THE WRITTEN WORD
Emerging from the depth of the unknown past, our early ancestors began to extend the advantages of speech into ways of leaving silent messages.
Beginning with petrographs carved on stone during the Neolithic and Bronze ages, the symbols evolved into the more organized arrangements found in the glyphs of the budding civilizations of the Orient, Indus Valley, Mesopotamia, Egypt and in Americas the Mayan glyphs of the Yucatan. First in Greece, and then Rome the alphabetical symbols were codified into the western alphabets as we know them, yet outliers such as the Germanic Runes or Irish Ogham continued in use into the middle Ages. As linguists analyze and compare the world language tree, they find both vast differences and surprising similarities.
Epigraphy is the study of ancient inscriptions, usually found on hard surfaces such as stone. NEARA members use epigraphic study and comparison to study early transoceanic contacts in the Americas. The majority opinion of American archaeologists is that there are no authentic Old World inscriptions in the Americas and that none should be expected because there were no proven foreign contacts except by the Norse at Newfoundland. Even the Norse inscriptions are considered spurious by opponents of early voyaging. Evidence indicating early sea travel is not welcomed by those already convinced that it did not or could not have happened. Common arguments against early contact are as follows:
The Oceans were barriers to travel, not highways, and people simply lacked the capacity to sail or paddle more than a few miles from shore before the exploits of the great European navigators of the 15th century.

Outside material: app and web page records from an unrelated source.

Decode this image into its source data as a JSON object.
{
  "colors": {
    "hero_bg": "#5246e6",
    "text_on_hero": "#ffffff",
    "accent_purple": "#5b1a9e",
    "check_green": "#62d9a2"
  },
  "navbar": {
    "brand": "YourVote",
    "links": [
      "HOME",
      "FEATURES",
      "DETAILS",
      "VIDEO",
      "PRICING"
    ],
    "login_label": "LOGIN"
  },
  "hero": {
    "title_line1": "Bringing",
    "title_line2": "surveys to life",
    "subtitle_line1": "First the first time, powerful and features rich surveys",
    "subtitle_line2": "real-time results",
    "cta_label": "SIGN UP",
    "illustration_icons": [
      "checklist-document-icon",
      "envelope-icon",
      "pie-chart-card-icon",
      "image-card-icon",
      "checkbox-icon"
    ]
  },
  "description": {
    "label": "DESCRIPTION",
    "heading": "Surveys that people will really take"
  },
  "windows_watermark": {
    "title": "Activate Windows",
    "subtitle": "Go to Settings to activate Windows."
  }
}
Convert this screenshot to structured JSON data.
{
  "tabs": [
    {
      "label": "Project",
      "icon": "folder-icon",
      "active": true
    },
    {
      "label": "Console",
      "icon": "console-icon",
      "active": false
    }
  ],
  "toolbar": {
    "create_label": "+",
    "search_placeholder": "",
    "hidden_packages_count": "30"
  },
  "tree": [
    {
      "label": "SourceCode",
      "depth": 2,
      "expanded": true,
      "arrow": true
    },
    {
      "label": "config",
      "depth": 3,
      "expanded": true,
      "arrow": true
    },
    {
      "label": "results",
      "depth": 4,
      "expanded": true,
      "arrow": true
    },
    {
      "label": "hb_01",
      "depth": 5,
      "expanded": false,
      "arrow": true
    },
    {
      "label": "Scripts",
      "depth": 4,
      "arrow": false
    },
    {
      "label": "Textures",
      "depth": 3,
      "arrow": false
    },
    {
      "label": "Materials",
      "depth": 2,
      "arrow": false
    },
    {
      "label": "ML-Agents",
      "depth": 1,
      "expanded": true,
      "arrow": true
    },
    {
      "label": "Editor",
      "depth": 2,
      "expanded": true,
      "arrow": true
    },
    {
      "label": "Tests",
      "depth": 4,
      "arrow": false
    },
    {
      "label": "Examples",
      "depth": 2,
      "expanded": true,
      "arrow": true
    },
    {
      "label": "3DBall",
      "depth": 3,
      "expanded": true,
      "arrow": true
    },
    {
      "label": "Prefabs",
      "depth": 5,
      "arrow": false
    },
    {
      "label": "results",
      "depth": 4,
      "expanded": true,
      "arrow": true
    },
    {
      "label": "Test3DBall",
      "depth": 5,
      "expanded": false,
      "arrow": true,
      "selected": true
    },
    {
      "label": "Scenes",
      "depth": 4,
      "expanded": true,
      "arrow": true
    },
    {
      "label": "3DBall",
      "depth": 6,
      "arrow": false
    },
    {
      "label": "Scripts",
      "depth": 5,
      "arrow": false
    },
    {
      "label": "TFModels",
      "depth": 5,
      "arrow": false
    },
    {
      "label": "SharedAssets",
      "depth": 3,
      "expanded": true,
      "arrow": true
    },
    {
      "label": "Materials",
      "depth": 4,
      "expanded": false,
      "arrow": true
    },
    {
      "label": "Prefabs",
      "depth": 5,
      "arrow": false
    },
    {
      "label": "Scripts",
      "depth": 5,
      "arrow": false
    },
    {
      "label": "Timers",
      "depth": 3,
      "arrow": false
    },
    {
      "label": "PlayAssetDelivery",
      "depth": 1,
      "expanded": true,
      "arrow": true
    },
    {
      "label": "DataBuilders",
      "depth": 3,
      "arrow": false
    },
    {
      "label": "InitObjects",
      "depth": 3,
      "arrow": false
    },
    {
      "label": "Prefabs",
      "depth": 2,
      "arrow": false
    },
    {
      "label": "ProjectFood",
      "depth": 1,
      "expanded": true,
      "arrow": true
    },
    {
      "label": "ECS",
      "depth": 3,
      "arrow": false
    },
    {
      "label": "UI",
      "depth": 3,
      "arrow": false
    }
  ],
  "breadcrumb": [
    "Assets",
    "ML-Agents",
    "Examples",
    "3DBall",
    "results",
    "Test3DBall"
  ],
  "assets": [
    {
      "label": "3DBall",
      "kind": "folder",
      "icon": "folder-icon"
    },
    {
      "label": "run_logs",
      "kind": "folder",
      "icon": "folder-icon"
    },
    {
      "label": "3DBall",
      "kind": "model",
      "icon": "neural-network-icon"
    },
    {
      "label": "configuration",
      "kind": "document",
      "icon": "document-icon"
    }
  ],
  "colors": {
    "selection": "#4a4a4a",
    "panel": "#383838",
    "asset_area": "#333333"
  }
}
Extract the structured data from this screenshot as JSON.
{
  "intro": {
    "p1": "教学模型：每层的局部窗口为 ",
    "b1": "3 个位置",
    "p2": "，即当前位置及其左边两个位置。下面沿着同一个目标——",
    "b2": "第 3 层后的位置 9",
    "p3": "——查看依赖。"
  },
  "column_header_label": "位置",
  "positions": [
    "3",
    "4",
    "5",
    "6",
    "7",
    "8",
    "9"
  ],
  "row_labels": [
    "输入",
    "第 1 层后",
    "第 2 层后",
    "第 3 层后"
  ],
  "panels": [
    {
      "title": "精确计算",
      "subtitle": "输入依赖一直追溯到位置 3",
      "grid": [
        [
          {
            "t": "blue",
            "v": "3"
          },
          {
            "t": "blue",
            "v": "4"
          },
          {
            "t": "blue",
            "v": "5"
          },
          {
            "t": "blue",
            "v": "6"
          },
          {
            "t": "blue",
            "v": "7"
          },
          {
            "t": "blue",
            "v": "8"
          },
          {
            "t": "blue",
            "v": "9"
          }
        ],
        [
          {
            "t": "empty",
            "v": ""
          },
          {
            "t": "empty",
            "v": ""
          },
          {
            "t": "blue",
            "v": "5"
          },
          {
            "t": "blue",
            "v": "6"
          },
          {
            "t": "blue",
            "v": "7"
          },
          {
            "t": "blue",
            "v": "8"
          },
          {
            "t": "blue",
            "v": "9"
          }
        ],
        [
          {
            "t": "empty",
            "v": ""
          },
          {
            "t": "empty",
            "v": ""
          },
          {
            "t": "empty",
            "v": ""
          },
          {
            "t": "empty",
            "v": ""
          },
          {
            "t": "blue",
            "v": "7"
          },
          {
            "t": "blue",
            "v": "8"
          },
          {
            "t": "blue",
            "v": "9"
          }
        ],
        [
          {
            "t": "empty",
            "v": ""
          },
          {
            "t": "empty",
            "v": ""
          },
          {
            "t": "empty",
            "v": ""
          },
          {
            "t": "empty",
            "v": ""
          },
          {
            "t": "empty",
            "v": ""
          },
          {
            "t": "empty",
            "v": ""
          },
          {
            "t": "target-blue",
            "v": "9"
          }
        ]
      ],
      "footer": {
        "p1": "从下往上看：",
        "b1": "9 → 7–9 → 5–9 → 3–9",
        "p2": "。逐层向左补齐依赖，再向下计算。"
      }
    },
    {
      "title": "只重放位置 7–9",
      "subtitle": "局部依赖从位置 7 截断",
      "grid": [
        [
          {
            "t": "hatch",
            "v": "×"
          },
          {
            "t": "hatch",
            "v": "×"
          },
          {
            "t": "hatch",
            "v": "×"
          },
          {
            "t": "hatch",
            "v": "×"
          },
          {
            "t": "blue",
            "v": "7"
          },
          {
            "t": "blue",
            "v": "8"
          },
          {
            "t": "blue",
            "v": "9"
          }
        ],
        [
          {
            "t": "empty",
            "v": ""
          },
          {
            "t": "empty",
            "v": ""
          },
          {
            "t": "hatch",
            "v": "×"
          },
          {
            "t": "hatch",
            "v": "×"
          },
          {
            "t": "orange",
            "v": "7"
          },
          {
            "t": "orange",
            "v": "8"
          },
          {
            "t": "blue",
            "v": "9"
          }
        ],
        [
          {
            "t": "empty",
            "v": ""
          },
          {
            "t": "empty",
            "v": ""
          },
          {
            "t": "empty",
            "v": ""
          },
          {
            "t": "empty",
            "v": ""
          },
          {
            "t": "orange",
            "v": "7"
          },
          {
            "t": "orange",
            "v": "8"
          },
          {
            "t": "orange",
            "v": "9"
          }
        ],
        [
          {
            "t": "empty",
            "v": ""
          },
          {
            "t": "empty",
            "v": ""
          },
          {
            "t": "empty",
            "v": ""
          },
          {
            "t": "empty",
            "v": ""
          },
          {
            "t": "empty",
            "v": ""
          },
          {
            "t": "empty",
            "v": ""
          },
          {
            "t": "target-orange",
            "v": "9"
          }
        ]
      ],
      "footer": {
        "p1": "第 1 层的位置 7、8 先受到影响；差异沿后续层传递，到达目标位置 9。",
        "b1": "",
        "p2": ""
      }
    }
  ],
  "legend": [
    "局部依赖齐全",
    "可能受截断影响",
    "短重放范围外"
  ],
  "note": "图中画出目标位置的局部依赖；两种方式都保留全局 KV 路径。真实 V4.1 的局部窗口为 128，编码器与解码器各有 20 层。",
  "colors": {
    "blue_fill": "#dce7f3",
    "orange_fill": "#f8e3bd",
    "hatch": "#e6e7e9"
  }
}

Over 6,000 languages are spoken around the world, yet the number of written languages has not been determined. Mandarin Chinese boasts the most speakers,with Spanish and English second and third. The Americas count up to 1,000 indigenous languages and some researchers suggest that there may have been up to 2,000 in the more distant past, with Mayan glyphs the only "written system" with the exception of the controversial Canadian Micmac hieroglyphs. However pictorial systems (picture writing) whether on stone bark or skin were common among native populations.
Within NEARA's purview, there are scattered examples of purported near or Middle Eastern, Mediterranean, Germanic and Celtic inscriptions. These have mostly been deemed "impossible" or outright hoaxes, but there is compelling evidence for authentic examples as well. The two categories that have drawn the most attention and most controversy derive from the broader subjects of both Norse and Celtic contact with the Americas. Any number of carved stones have been interpreted as being Irish or Celt Iberian Ogham while others suggest variations on Norse Runic alphabets.